Data for this exercise START

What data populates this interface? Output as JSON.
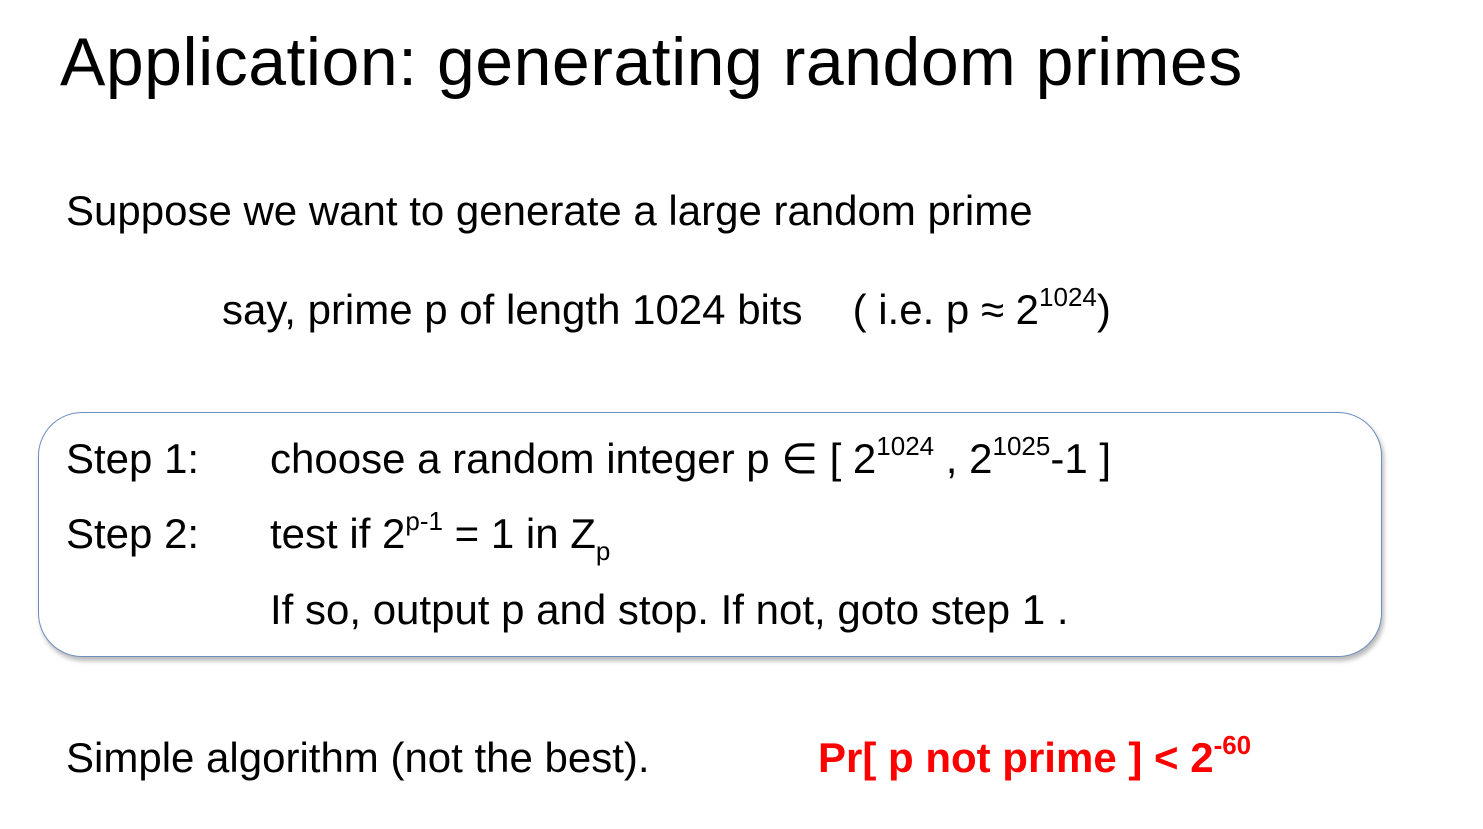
{
  "slide": {
    "title": "Application:  generating random primes",
    "intro": "Suppose we want to generate a large random prime",
    "example": {
      "say": "say, prime  p  of  length 1024 bits",
      "ie_open": "( i.e.   p ≈ 2",
      "ie_exp": "1024",
      "ie_close": ")"
    },
    "steps": {
      "step1": {
        "label": "Step 1:",
        "text_a": "choose a random integer  p ∈ [  2",
        "exp_a": "1024",
        "sep": " ,  2",
        "exp_b": "1025",
        "text_b": "-1 ]"
      },
      "step2": {
        "label": "Step 2:",
        "text_a": "test if   2",
        "exp_a": "p-1",
        "text_b": " = 1   in  Z",
        "sub_b": "p"
      },
      "step3": {
        "text": "If so, output  p  and stop.    If not, goto step 1 ."
      }
    },
    "footer": {
      "left": "Simple algorithm (not the best).",
      "right_text": "Pr[ p not prime ] < 2",
      "right_exp": "-60",
      "right_color": "#ff0000"
    }
  }
}
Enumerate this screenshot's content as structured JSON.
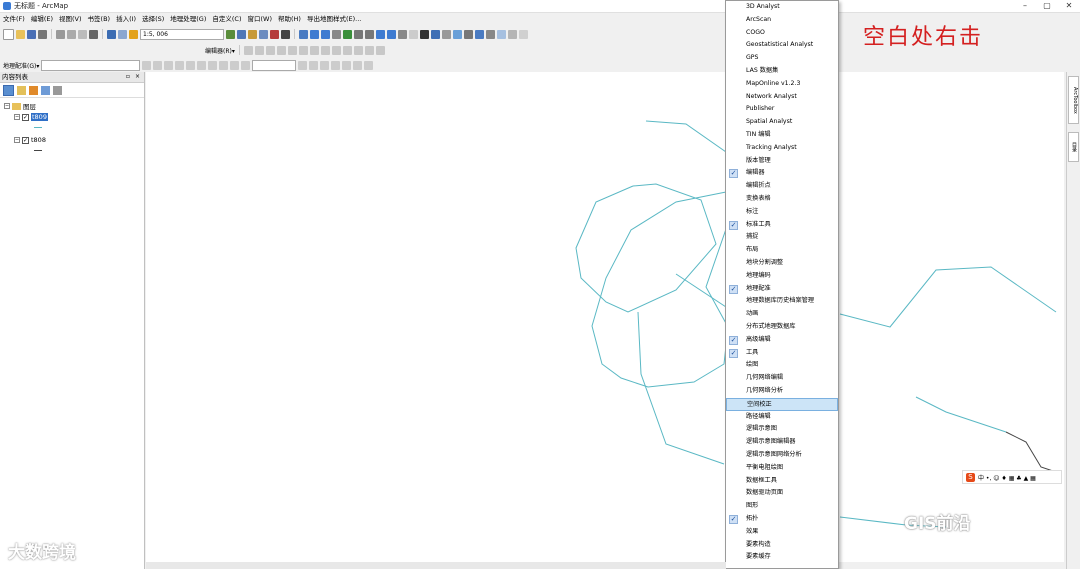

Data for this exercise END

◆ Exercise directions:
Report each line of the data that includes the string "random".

◆ Exercise result:
    "title": "Application:  generating random primes",
    "intro": "Suppose we want to generate a large random prime",
        "text_a": "choose a random integer  p ∈ [  2",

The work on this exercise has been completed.